[Collected data]

──────────────────────────────

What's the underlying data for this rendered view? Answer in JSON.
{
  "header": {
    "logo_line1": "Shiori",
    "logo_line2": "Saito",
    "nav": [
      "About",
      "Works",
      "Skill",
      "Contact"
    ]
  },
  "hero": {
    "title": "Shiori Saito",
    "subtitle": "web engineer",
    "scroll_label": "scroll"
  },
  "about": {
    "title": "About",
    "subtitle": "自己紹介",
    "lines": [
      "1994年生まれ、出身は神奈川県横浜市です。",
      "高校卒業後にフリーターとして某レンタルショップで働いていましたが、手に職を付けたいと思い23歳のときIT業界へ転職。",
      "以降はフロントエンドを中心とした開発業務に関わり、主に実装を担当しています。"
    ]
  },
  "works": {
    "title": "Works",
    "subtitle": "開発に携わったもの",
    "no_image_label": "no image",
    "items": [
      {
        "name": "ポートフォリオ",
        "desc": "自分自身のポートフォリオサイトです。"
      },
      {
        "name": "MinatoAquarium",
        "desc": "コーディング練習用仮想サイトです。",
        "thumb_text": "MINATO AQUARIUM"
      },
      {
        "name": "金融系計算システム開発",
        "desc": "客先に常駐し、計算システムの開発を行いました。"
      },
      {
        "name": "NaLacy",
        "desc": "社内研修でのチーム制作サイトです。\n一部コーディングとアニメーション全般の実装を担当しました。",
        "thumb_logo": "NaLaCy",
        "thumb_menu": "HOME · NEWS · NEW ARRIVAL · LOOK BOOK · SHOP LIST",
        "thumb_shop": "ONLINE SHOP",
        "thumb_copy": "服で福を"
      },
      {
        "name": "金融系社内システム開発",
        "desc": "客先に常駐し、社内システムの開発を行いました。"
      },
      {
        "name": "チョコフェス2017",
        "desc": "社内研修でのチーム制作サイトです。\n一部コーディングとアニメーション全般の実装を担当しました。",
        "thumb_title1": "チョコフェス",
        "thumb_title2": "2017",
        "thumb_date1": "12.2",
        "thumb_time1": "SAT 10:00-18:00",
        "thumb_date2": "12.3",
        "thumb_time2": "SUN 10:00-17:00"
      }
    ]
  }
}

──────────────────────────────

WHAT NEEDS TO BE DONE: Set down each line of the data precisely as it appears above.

YOUR SOLUTION:
What's the underlying data for this rendered view? Answer in JSON.
{
  "header": {
    "logo_line1": "Shiori",
    "logo_line2": "Saito",
    "nav": [
      "About",
      "Works",
      "Skill",
      "Contact"
    ]
  },
  "hero": {
    "title": "Shiori Saito",
    "subtitle": "web engineer",
    "scroll_label": "scroll"
  },
  "about": {
    "title": "About",
    "subtitle": "自己紹介",
    "lines": [
      "1994年生まれ、出身は神奈川県横浜市です。",
      "高校卒業後にフリーターとして某レンタルショップで働いていましたが、手に職を付けたいと思い23歳のときIT業界へ転職。",
      "以降はフロントエンドを中心とした開発業務に関わり、主に実装を担当しています。"
    ]
  },
  "works": {
    "title": "Works",
    "subtitle": "開発に携わったもの",
    "no_image_label": "no image",
    "items": [
      {
        "name": "ポートフォリオ",
        "desc": "自分自身のポートフォリオサイトです。"
      },
      {
        "name": "MinatoAquarium",
        "desc": "コーディング練習用仮想サイトです。",
        "thumb_text": "MINATO AQUARIUM"
      },
      {
        "name": "金融系計算システム開発",
        "desc": "客先に常駐し、計算システムの開発を行いました。"
      },
      {
        "name": "NaLacy",
        "desc": "社内研修でのチーム制作サイトです。\n一部コーディングとアニメーション全般の実装を担当しました。",
        "thumb_logo": "NaLaCy",
        "thumb_menu": "HOME · NEWS · NEW ARRIVAL · LOOK BOOK · SHOP LIST",
        "thumb_shop": "ONLINE SHOP",
        "thumb_copy": "服で福を"
      },
      {
        "name": "金融系社内システム開発",
        "desc": "客先に常駐し、社内システムの開発を行いました。"
      },
      {
        "name": "チョコフェス2017",
        "desc": "社内研修でのチーム制作サイトです。\n一部コーディングとアニメーション全般の実装を担当しました。",
        "thumb_title1": "チョコフェス",
        "thumb_title2": "2017",
        "thumb_date1": "12.2",
        "thumb_time1": "SAT 10:00-18:00",
        "thumb_date2": "12.3",
        "thumb_time2": "SUN 10:00-17:00"
      }
    ]
  }
}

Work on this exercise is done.